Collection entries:
------------------------------------------------------------------------
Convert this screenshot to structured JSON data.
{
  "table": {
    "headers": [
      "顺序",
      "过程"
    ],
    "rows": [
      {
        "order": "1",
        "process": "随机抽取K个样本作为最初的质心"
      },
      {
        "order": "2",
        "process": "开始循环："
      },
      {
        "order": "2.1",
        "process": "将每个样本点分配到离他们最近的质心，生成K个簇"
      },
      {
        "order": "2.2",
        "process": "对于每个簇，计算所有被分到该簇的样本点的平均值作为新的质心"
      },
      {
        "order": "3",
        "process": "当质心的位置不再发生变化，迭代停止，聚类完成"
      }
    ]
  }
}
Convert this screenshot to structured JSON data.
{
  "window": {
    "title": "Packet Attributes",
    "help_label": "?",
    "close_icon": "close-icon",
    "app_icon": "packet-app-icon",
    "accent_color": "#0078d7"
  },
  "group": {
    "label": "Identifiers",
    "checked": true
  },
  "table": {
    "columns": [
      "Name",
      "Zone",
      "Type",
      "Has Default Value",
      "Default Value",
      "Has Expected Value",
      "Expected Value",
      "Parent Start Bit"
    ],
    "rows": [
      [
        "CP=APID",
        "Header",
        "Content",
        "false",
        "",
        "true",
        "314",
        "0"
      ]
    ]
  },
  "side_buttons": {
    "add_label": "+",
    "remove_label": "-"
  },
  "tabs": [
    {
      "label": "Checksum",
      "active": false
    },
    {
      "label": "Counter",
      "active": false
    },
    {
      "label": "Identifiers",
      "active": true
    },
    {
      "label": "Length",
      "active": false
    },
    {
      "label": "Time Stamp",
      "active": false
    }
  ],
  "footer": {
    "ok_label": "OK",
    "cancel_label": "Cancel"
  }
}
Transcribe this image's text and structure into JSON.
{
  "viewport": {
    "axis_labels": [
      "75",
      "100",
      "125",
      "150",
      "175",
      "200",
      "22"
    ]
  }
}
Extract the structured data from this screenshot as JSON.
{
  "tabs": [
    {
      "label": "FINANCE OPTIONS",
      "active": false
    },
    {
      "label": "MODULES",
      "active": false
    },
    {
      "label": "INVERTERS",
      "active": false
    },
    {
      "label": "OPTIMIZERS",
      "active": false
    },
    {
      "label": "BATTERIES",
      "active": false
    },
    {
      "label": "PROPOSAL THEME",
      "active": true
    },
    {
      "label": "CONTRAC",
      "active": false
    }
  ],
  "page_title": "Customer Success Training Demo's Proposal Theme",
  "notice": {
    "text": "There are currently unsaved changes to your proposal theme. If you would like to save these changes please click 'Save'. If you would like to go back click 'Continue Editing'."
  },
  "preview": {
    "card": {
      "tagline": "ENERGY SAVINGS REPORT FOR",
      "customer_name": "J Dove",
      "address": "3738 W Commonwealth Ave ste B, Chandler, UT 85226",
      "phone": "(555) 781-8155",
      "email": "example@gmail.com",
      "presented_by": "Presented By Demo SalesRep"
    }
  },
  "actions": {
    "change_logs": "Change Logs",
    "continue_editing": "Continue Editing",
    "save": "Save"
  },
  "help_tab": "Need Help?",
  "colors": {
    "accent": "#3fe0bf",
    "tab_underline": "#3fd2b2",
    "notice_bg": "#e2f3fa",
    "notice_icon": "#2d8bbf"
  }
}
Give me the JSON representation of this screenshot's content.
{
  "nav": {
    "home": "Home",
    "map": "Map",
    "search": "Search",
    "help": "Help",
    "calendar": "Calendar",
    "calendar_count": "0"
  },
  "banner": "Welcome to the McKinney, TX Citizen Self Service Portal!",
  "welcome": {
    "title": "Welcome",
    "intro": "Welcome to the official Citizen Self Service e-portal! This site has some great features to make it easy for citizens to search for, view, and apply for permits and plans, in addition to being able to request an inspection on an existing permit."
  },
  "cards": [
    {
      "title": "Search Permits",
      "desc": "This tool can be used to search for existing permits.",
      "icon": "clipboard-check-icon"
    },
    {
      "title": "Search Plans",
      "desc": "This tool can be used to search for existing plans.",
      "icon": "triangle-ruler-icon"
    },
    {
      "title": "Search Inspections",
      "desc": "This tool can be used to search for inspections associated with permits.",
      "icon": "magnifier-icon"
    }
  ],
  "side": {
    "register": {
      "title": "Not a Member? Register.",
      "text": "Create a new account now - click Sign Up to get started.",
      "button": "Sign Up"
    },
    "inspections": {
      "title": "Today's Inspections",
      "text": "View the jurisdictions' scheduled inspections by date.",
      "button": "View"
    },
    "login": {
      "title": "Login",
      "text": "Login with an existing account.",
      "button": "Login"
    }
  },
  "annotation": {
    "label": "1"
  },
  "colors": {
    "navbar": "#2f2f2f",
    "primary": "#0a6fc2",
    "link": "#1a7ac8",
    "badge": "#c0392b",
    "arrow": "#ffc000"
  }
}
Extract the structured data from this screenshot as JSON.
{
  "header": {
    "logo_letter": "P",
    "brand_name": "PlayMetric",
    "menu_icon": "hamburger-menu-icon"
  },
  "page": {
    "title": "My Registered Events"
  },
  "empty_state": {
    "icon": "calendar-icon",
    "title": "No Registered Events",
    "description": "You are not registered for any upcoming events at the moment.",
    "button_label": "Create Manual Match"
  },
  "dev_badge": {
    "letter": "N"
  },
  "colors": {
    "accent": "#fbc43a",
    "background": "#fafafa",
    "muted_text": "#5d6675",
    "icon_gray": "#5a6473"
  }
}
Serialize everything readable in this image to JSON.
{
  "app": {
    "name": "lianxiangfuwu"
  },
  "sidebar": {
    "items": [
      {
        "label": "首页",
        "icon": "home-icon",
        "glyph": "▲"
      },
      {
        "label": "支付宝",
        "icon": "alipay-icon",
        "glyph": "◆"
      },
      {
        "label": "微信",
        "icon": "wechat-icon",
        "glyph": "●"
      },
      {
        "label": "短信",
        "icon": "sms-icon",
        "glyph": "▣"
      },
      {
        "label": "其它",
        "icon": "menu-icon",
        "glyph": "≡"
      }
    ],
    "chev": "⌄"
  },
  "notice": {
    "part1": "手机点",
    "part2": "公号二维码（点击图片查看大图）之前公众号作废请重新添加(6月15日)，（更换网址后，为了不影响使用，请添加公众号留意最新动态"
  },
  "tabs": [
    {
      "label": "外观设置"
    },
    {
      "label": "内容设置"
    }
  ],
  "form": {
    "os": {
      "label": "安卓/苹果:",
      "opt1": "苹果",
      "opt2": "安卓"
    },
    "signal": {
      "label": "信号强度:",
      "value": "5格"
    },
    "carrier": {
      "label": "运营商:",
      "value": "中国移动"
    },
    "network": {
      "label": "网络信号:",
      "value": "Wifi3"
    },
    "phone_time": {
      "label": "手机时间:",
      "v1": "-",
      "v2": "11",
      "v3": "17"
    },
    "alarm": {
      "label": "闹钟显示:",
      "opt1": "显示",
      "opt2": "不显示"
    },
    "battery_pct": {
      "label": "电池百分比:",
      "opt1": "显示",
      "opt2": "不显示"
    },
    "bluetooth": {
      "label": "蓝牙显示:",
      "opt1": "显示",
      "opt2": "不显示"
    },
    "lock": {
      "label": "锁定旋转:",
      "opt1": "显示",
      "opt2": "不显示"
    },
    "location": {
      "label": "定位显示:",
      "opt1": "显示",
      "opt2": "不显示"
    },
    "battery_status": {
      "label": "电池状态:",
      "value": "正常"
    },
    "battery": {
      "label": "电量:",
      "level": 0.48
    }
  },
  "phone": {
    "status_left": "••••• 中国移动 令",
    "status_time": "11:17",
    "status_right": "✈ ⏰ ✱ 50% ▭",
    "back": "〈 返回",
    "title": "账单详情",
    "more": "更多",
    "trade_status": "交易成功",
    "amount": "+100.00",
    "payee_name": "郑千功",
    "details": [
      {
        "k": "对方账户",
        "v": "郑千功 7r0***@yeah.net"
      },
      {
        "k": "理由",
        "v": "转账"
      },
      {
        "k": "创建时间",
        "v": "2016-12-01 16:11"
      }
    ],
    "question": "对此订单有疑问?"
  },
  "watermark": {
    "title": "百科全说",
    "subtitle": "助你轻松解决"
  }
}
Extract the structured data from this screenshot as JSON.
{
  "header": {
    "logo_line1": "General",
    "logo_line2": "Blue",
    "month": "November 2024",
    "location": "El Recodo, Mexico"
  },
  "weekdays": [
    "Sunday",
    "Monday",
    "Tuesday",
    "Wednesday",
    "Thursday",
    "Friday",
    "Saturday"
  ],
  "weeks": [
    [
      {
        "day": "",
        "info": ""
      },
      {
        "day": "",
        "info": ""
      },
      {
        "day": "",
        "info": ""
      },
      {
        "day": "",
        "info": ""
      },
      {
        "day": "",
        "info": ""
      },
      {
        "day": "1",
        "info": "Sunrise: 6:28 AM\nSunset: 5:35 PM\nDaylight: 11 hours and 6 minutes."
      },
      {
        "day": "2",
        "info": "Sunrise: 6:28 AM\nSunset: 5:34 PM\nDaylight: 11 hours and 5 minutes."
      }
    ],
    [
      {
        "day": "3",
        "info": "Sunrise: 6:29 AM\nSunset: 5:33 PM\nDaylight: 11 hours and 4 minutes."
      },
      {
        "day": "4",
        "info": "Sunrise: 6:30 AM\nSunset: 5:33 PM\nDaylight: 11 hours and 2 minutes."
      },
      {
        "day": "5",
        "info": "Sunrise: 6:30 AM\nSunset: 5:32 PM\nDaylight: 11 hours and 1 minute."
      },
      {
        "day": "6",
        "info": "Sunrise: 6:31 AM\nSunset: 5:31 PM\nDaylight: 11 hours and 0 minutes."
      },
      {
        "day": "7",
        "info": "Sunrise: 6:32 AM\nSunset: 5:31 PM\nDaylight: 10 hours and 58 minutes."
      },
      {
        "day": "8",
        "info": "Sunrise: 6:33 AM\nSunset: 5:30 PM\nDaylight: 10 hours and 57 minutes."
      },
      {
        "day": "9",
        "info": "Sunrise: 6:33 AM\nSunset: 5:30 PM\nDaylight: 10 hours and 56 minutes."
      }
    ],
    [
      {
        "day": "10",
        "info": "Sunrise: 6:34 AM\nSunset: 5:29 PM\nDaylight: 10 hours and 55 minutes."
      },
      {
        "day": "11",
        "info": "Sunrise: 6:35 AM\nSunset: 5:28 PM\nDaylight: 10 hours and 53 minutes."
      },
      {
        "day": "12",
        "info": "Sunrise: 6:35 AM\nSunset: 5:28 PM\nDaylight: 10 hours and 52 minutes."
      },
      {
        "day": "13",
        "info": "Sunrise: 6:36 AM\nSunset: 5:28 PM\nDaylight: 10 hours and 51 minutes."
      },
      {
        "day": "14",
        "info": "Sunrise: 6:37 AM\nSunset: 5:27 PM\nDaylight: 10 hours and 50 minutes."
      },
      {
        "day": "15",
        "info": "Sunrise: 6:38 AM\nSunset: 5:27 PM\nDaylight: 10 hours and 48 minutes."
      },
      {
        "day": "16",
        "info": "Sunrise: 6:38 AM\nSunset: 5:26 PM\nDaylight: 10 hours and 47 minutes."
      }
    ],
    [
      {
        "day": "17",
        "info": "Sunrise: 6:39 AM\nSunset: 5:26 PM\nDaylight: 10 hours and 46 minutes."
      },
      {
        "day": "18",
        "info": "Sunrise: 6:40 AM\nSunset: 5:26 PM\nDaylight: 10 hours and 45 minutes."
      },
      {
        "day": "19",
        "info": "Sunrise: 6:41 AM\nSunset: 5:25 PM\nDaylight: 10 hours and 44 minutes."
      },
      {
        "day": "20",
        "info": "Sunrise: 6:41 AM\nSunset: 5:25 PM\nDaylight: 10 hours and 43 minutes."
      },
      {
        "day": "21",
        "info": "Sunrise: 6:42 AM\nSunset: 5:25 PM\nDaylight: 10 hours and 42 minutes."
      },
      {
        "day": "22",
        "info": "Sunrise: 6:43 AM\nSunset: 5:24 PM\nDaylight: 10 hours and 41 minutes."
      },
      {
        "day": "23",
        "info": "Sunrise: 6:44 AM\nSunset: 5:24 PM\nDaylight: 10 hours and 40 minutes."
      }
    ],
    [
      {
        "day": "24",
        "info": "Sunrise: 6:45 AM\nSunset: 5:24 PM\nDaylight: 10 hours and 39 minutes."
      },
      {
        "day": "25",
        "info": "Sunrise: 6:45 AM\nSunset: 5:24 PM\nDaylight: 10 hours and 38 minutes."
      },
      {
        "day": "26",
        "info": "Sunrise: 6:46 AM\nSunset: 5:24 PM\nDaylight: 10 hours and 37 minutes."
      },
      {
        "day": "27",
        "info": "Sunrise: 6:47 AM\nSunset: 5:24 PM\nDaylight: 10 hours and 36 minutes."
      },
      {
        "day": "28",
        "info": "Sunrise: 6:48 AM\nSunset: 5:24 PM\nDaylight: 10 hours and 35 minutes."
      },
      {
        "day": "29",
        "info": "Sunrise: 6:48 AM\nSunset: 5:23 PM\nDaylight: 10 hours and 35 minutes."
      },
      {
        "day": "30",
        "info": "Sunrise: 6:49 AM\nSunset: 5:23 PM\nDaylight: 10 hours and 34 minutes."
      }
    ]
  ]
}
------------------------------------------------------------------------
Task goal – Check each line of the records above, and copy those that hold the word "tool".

Response to the exercise –
      "desc": "This tool can be used to search for existing permits.",
      "desc": "This tool can be used to search for existing plans.",
      "desc": "This tool can be used to search for inspections associated with permits.",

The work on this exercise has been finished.